Kingsway
Scunthorpe
DN17 1AJ

College Steps back in time to learn about the history of RAF Firefighting

North Lindsey College Motor Vehicle students have pledged to help the Museum of RAF Firefighting, using their skills to renovate a Scammell Wheelbarrow Pump from the 1940s.

Written by Emma Doyle

The museum has the largest collection of its type in the country with over 20,000 exhibits. Recent visits from the College opened up a history lesson for the students and has enabled them to adapt new skills developed in the College’s workshops towards gaining invaluable opportunities for volunteering work.

Tyler Kidd, 17 (Level 1 Motor Vehicle student) said, “It has been quite educational.  The Green Goddess of Auxiliary was my favourite due to its links with the Vulcan bomber.  It’s been a good opportunity to learn about older vehicles and their history.”

The museum based in Scunthorpe is run by volunteers, mainly former RAF Firemen, who are dedicated to the museum and are keen to expand.  The oldest member of their volunteering team is 85 years old and still maintains the vehicles. He is keen to pass on his knowledge to the students and hopes that they will volunteer also.  Steve Shirley MBE (Chairman and Founder of the Museum of RAF and Firefighting) is now retired after spending 36 years in the RAF as a firefighter and said, “We are trying to raise the profile of the military firefighting and we can only do that from sharing the stories of firefighting in general.”

He continued, “We are looking to provide vocational training outside mainstream education with a hands on approach.  Many of the manufacturers don’t exist anymore so this is a unique opportunity for the students to get involved in.  I see the future with us integrated fully and recognising what we can do.  I’m very excited about this and the support from the local community to support the museum.”

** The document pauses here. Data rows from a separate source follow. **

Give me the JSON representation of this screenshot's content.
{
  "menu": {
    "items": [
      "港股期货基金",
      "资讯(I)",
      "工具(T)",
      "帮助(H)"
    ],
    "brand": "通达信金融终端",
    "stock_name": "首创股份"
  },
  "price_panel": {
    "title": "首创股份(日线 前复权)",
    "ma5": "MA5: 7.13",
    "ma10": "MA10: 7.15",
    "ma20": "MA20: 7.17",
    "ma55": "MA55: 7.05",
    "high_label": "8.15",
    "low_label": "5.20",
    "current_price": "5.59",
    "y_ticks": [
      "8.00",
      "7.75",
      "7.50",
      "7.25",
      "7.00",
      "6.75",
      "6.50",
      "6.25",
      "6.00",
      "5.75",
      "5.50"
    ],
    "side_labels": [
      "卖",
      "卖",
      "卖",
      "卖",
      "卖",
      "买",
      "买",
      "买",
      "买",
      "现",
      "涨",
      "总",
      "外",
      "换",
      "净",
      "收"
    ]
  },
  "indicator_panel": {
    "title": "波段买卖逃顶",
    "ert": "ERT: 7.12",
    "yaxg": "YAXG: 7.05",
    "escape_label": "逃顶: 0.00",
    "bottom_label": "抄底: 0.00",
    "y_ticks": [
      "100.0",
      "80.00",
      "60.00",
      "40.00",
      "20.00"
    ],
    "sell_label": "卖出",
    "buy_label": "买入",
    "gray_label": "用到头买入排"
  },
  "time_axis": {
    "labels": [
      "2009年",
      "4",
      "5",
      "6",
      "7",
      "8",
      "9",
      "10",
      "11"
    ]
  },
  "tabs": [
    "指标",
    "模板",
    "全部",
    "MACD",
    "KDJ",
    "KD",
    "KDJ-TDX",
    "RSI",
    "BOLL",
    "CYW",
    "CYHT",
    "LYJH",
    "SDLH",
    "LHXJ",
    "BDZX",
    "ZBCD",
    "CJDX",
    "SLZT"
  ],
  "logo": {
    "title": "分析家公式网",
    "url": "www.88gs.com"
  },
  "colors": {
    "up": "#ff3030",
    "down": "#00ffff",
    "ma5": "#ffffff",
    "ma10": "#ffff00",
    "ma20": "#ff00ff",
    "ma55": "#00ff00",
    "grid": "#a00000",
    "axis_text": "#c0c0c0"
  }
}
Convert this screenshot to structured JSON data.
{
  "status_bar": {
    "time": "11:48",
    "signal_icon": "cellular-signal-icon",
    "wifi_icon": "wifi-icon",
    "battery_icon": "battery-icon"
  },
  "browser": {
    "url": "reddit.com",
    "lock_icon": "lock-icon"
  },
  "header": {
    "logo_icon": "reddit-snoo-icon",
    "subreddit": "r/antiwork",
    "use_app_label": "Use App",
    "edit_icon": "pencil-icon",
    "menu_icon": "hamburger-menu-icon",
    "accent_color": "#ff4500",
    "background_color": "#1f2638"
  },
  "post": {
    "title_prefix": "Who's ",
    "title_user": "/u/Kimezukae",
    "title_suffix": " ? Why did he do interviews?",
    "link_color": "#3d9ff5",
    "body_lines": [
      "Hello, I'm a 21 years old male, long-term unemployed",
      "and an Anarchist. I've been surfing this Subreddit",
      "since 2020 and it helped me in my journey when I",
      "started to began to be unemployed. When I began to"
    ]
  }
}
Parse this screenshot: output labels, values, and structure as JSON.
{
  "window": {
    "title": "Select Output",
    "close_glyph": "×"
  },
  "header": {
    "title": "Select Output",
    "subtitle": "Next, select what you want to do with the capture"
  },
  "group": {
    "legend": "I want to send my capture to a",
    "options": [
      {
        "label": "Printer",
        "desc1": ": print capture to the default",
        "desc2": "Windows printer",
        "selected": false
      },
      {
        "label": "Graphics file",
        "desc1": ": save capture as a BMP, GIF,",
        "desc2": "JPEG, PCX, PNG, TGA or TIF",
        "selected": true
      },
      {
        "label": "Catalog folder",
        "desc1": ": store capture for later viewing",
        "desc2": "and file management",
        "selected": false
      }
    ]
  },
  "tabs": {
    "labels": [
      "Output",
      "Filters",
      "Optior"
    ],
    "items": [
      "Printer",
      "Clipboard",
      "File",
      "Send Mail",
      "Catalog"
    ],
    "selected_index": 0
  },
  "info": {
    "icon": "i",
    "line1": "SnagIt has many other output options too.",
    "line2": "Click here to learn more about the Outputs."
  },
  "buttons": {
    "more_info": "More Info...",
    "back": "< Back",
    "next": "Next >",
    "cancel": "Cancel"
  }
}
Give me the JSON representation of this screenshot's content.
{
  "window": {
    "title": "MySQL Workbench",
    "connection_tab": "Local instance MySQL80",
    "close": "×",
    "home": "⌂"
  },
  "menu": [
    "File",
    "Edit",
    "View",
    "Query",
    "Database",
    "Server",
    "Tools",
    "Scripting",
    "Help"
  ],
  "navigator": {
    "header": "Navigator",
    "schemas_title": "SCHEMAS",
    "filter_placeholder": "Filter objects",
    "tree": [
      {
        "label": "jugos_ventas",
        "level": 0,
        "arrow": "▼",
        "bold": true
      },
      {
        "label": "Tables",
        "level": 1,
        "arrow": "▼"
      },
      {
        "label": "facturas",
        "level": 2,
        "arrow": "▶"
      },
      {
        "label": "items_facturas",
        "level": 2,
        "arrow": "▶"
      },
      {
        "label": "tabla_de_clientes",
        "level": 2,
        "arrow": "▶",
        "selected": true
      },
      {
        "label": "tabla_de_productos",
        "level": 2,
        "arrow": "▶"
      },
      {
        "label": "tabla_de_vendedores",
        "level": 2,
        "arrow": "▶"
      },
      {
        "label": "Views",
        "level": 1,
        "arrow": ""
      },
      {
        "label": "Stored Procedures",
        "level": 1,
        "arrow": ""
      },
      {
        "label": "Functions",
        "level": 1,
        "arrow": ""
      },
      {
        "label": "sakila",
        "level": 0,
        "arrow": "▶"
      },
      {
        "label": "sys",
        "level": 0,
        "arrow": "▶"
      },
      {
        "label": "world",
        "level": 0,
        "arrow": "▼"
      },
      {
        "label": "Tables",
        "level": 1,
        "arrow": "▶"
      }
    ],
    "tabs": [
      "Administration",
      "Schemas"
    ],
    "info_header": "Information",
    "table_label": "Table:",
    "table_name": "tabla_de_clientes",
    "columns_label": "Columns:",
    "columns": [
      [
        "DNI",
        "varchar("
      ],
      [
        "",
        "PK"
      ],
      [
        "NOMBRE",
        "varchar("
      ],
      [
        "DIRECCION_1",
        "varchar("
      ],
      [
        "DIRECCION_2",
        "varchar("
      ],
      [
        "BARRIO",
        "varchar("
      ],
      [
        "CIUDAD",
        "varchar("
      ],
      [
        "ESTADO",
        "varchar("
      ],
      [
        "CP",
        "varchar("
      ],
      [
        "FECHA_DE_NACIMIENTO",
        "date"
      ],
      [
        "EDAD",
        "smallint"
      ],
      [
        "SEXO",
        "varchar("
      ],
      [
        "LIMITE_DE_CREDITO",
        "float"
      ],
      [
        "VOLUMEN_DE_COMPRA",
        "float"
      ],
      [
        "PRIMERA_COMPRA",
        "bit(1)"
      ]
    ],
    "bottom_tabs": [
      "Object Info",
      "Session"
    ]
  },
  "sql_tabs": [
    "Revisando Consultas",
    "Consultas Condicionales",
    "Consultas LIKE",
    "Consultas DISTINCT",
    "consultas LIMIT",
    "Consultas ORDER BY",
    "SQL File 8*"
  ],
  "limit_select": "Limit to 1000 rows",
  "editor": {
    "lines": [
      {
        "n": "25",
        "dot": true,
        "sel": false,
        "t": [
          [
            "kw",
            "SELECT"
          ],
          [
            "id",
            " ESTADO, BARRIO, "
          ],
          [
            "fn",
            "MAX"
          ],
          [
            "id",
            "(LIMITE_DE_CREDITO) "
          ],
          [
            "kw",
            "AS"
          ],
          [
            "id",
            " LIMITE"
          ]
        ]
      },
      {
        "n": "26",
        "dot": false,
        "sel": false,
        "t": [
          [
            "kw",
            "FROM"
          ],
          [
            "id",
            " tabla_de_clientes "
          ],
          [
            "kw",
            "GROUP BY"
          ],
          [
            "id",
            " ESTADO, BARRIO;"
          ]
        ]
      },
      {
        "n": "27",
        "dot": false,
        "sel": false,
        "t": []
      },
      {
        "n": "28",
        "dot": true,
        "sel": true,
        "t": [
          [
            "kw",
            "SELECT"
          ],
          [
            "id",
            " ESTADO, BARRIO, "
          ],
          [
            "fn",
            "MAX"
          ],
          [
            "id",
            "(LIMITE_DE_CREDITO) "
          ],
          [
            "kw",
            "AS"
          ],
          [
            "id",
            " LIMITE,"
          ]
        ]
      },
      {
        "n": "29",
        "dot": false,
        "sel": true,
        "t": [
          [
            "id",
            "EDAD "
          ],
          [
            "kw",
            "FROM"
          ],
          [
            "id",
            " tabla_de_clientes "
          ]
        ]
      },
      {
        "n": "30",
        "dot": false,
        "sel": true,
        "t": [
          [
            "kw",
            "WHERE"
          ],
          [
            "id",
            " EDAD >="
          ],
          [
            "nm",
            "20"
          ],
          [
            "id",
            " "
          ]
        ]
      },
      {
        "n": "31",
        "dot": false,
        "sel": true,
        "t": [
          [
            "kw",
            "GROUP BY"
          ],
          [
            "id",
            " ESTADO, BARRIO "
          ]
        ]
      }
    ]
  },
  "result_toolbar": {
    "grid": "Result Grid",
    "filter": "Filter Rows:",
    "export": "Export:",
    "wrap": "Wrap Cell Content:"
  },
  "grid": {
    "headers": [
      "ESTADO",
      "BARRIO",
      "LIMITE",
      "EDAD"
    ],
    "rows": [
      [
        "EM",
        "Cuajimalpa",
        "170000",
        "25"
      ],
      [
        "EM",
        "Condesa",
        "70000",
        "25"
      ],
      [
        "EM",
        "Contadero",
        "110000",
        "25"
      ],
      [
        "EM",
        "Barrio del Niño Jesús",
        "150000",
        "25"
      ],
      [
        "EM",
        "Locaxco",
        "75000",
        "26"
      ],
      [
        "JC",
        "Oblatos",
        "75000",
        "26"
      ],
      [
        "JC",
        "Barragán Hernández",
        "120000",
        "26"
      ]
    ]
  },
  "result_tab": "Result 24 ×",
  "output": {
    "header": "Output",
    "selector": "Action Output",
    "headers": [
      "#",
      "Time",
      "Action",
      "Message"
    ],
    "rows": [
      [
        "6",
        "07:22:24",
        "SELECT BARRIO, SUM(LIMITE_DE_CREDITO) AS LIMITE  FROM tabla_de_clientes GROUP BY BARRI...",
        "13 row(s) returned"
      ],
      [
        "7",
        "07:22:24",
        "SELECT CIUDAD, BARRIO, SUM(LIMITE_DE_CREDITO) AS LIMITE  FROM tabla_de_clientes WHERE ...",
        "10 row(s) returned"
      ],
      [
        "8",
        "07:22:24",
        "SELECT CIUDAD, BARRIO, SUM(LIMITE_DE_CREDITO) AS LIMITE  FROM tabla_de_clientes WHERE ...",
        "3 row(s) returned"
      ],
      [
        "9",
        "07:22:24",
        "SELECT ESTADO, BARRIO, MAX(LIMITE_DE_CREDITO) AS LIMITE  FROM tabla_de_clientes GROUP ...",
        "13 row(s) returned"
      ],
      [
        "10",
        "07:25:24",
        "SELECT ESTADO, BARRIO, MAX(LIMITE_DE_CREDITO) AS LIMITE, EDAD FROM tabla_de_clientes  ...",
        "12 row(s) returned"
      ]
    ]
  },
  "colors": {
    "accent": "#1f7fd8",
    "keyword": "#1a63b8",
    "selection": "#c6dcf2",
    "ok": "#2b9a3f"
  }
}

The Scammell Wheelbarrow Pump has never fully been operational.  The students will work on this project to enhance their skills and restore it back to its former glory with the intention of it being brought back to life at the museum.